Anyway, we went to see my GP. It was really good to have him there, both as a support, and to talk to the doctor about his experience. After five years of vomiting, pain, chronic fatigue, hospitalisations and countless stool samples, my brother had an endoscopy and stomach biopsies earlier this year – and he was diagnosed with giardia. It’s an incredibly difficult parasite to find. My tests for it have come back negative – but this doesn’t mean I don’t have it. In fact, it’s more likely that I do. As a result of this discussion, my GP has prescribed me a very strong antibiotic, Ordinazole. This is the only medication that worked for my brother. He still has constant pain and major digestive problems, but the parasite is gone. So if I have the same, making my autoimmune and digestive symptoms worse, this might help.
I’m terrified to take it. It’s a three-day course that will pretty much act like a nuclear bomb in my intestines. Considering the last time I took antibiotics, they caused the Clostridium Dificile infection that eventually put me in hospital, I think my fear is justified.
Today was the first time my doctor has really addressed that. It was the first time he has said the word “death.” He was talking to my brother about my hospital admission, and he said “Your sister had Toxic Megacolon. She would have died.” He had mentioned this to me before but he hadn’t explained what it was. Now I understand why the emergency doctors acted the way they did.
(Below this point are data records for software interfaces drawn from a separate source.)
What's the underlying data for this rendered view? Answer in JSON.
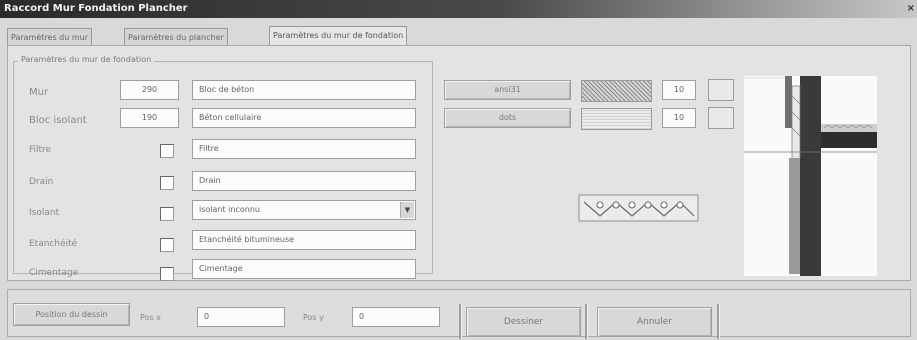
{
  "window": {
    "title": "Raccord Mur Fondation Plancher",
    "close": "×"
  },
  "tabs": [
    {
      "label": "Paramètres du mur"
    },
    {
      "label": "Paramètres du plancher"
    },
    {
      "label": "Paramètres du mur de fondation"
    }
  ],
  "group": {
    "title": "Paramètres du mur de fondation"
  },
  "rows": {
    "mur": {
      "label": "Mur",
      "value": "290",
      "material": "Bloc de béton"
    },
    "bloc_isolant": {
      "label": "Bloc isolant",
      "value": "190",
      "material": "Béton cellulaire"
    },
    "filtre": {
      "label": "Filtre",
      "material": "Filtre"
    },
    "drain": {
      "label": "Drain",
      "material": "Drain"
    },
    "isolant": {
      "label": "Isolant",
      "material": "isolant inconnu"
    },
    "etancheite": {
      "label": "Etanchéité",
      "material": "Etanchéité bitumineuse"
    },
    "cimentage": {
      "label": "Cimentage",
      "material": "Cimentage"
    }
  },
  "hatches": {
    "row1": {
      "button": "ansi31",
      "scale": "10"
    },
    "row2": {
      "button": "dots",
      "scale": "10"
    }
  },
  "bottom": {
    "position_button": "Position du dessin",
    "pos_x_label": "Pos x",
    "pos_x_value": "0",
    "pos_y_label": "Pos y",
    "pos_y_value": "0",
    "draw_button": "Dessiner",
    "cancel_button": "Annuler"
  }
}
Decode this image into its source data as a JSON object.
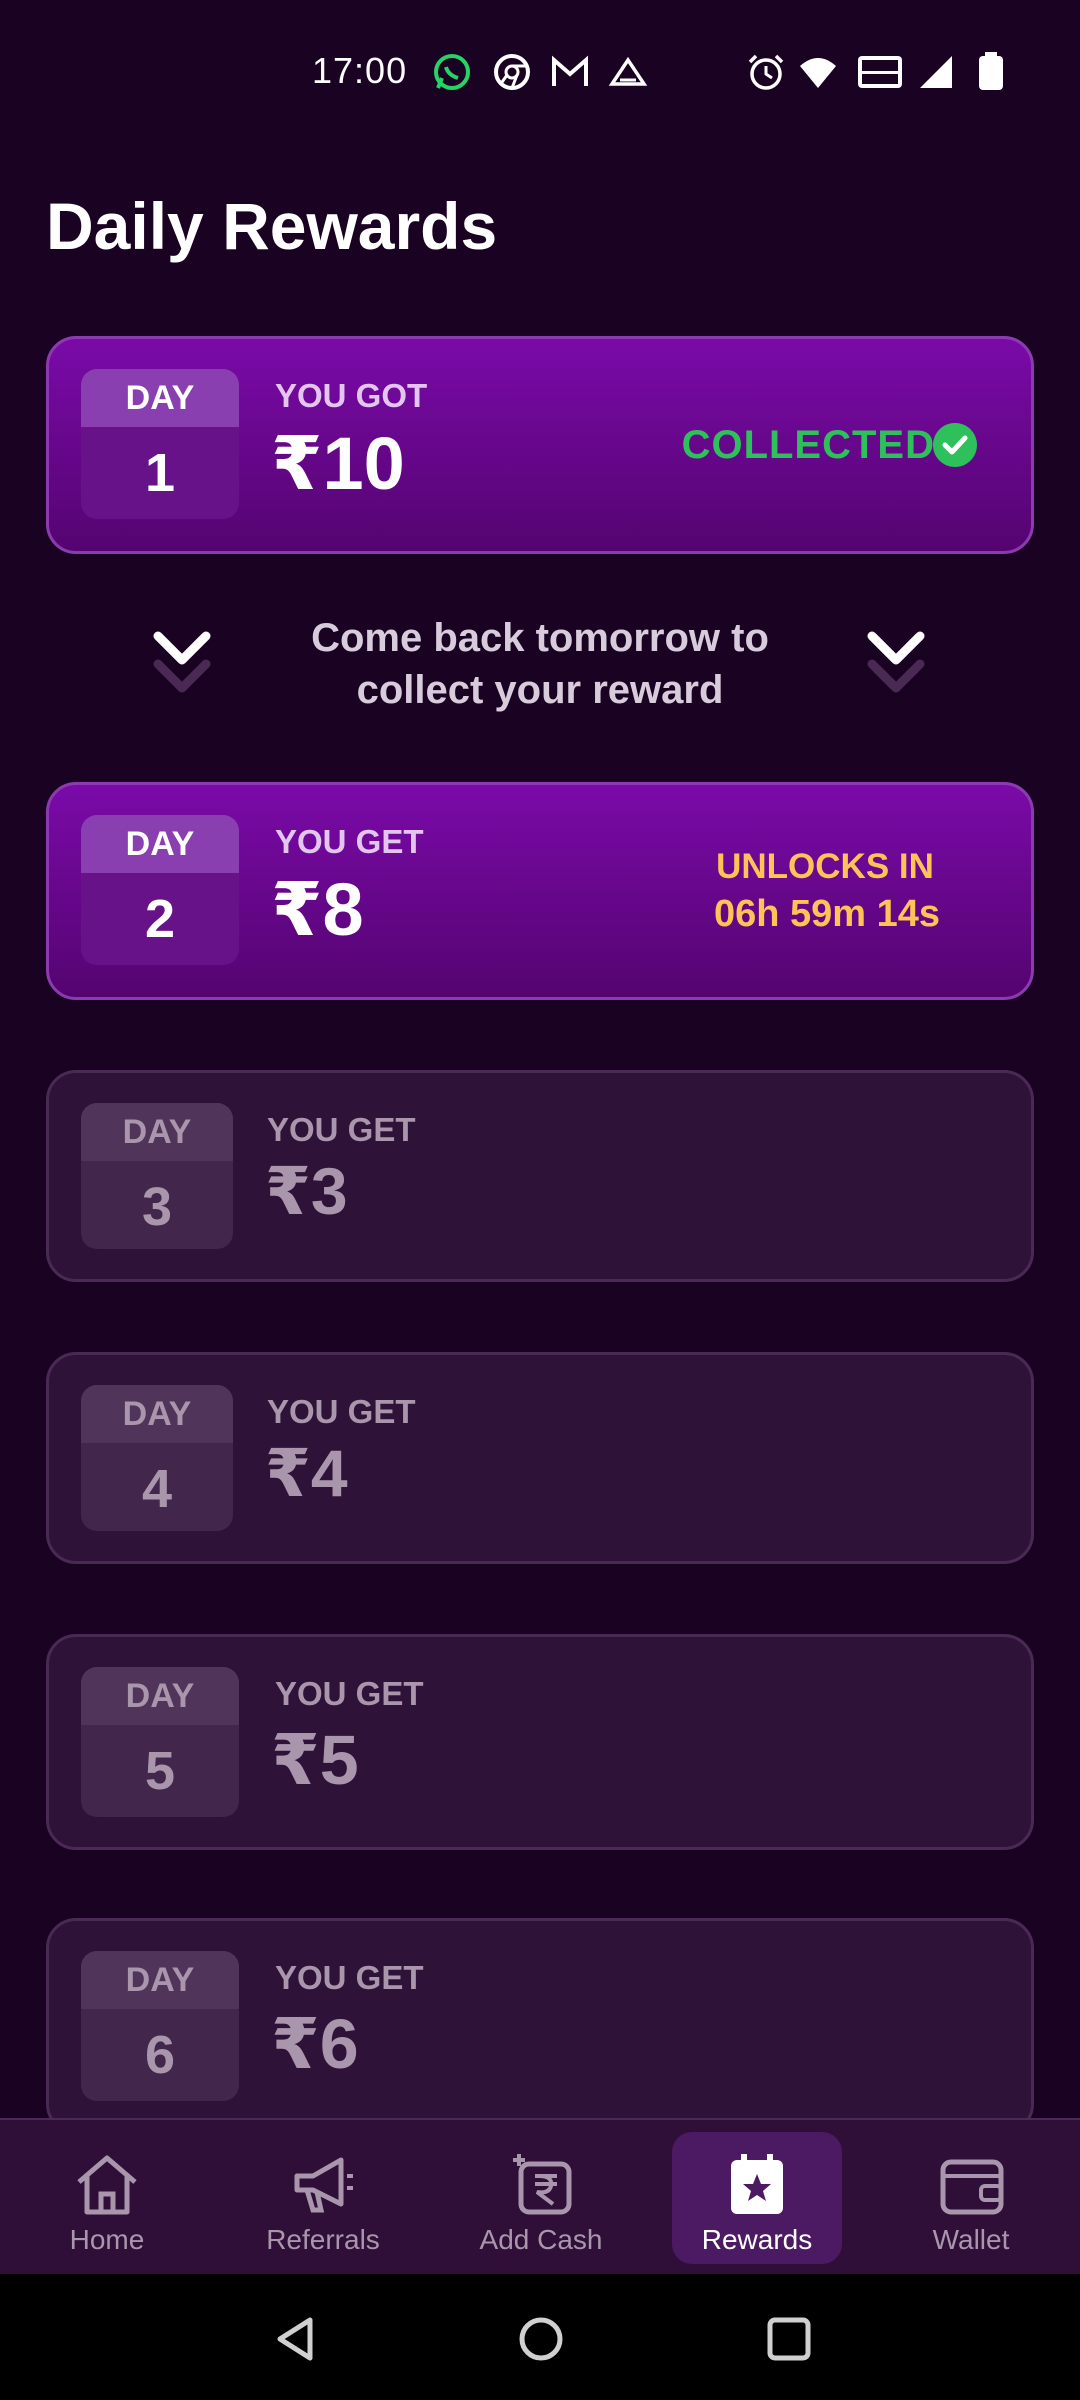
{
  "status_bar": {
    "time": "17:00",
    "left_icons": [
      "whatsapp-icon",
      "chrome-icon",
      "gmail-icon",
      "app-notification-icon"
    ],
    "right_icons": [
      "alarm-icon",
      "wifi-icon",
      "vowifi-icon",
      "signal-icon",
      "battery-icon"
    ]
  },
  "page": {
    "title": "Daily Rewards"
  },
  "rewards": [
    {
      "day_label": "DAY",
      "day": "1",
      "you_label": "YOU GOT",
      "amount": "₹10",
      "status": "COLLECTED"
    },
    {
      "day_label": "DAY",
      "day": "2",
      "you_label": "YOU GET",
      "amount": "₹8",
      "unlock_label": "UNLOCKS IN",
      "unlock_timer": "06h 59m 14s"
    },
    {
      "day_label": "DAY",
      "day": "3",
      "you_label": "YOU GET",
      "amount": "₹3"
    },
    {
      "day_label": "DAY",
      "day": "4",
      "you_label": "YOU GET",
      "amount": "₹4"
    },
    {
      "day_label": "DAY",
      "day": "5",
      "you_label": "YOU GET",
      "amount": "₹5"
    },
    {
      "day_label": "DAY",
      "day": "6",
      "you_label": "YOU GET",
      "amount": "₹6"
    }
  ],
  "comeback": {
    "line1": "Come back tomorrow to",
    "line2": "collect your reward"
  },
  "bottom_nav": [
    {
      "label": "Home",
      "icon": "home-icon"
    },
    {
      "label": "Referrals",
      "icon": "megaphone-icon"
    },
    {
      "label": "Add Cash",
      "icon": "add-cash-icon"
    },
    {
      "label": "Rewards",
      "icon": "rewards-star-icon",
      "active": true
    },
    {
      "label": "Wallet",
      "icon": "wallet-icon"
    }
  ],
  "colors": {
    "background": "#1a0322",
    "active_card": "#7a0aa8",
    "locked_card": "#2f1238",
    "collected_green": "#2ec05a",
    "unlock_amber": "#ffc257"
  }
}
My brother then asked about the blue line he had discovered in my eye (I can’t see it because it’s at the corner, and I can’t feel it). The doctor had a look, and it turns out I have burst my eyeball due to excessive vomiting. This sounds hideous but I actually just laughed. It doesn’t hurt me, so after everything I’ve been through, I really don’t care. Plus, you have to laugh at this point. What’s the other option?
We were in with the doctor for an hour, which I think is pretty awesome. He may have made mistakes, and he may not know everything, but he really cares. He’s really trying to work with me.
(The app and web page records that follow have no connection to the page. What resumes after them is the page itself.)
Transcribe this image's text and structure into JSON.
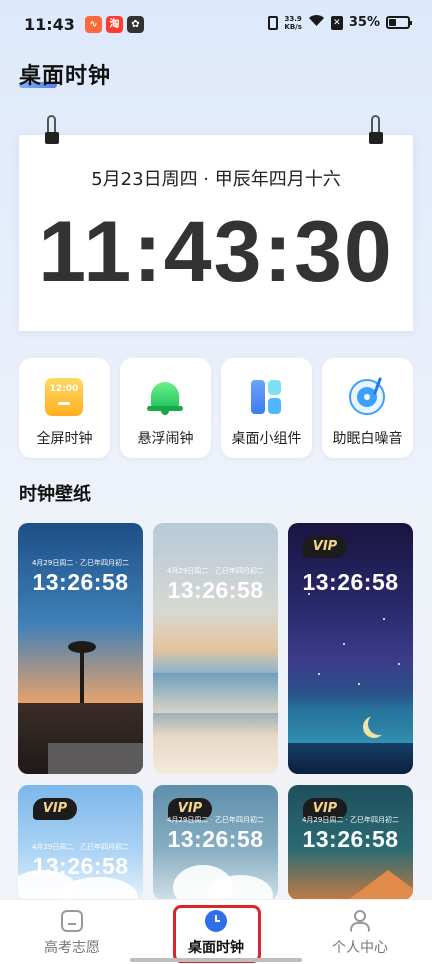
{
  "status_bar": {
    "time": "11:43",
    "app_badges": [
      "∿",
      "淘",
      "✿"
    ],
    "network_speed_value": "33.9",
    "network_speed_unit": "KB/s",
    "battery": "35%"
  },
  "page": {
    "title": "桌面时钟"
  },
  "clock": {
    "date": "5月23日周四 · 甲辰年四月十六",
    "time": "11:43:30"
  },
  "features": [
    {
      "label": "全屏时钟",
      "icon": "fullscreen-clock-icon",
      "icon_text": "12:00"
    },
    {
      "label": "悬浮闹钟",
      "icon": "bell-icon"
    },
    {
      "label": "桌面小组件",
      "icon": "widget-icon"
    },
    {
      "label": "助眠白噪音",
      "icon": "vinyl-disc-icon"
    }
  ],
  "wallpapers": {
    "title": "时钟壁纸",
    "items": [
      {
        "date": "4月29日周二 · 乙巳年四月初二",
        "time": "13:26:58",
        "vip": false
      },
      {
        "date": "4月29日周二 · 乙巳年四月初二",
        "time": "13:26:58",
        "vip": false
      },
      {
        "date": "",
        "time": "13:26:58",
        "vip": true
      },
      {
        "date": "4月29日周二 · 乙巳年四月初二",
        "time": "13:26:58",
        "vip": true
      },
      {
        "date": "4月29日周二 · 乙巳年四月初二",
        "time": "13:26:58",
        "vip": true
      },
      {
        "date": "4月29日周二 · 乙巳年四月初二",
        "time": "13:26:58",
        "vip": true
      }
    ],
    "vip_label": "VIP"
  },
  "bottom_nav": {
    "items": [
      {
        "label": "高考志愿",
        "icon": "home-icon",
        "active": false
      },
      {
        "label": "桌面时钟",
        "icon": "clock-icon",
        "active": true
      },
      {
        "label": "个人中心",
        "icon": "user-icon",
        "active": false
      }
    ]
  },
  "colors": {
    "accent": "#2f6fe8",
    "highlight_box": "#d9262b",
    "vip_gold": "#f5d48a"
  }
}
After that I went to the chemist, and found out some good news – I’ve had so many prescriptions that I qualify for a discount card, which means that my prescriptions from now until next February are free! Yay!
Then I had to go to the optometrist. As I suspected, (blue lines not withstanding), my eyes have gotten worse. I currently have glasses for using the computer and reading, and these need to be upgraded – but I also need all-the-time glasses. So I have to get two new pairs. I’m upset – not because I have to wear glasses, I couldn’t care less – but because they’re fricking expensive. Just what I need right now!
Anyway, after all that I stopped by at the Bridge Street Collective where I used to work, and ended up running into a bunch of old friends, which was lovely but totally exhausting.
So, I guess if you don’t hear from me for the next few days, it’s likely that I’ll be struggling with these pills. I know it’s a risk, and I said I would never ever take antibiotics again – but jesus, if it makes a difference for me…
The thing is, I can’t keep living like this. I’m so, so, so tired. I’m so tired of the pain and nausea and exhaustion, and isolation, and never being able to do anything. I can’t believe the courage of those of you I know with lifelong illnesses. You are amazing. So if something can make even a tiny bit of difference for me, I have to try. I just have to.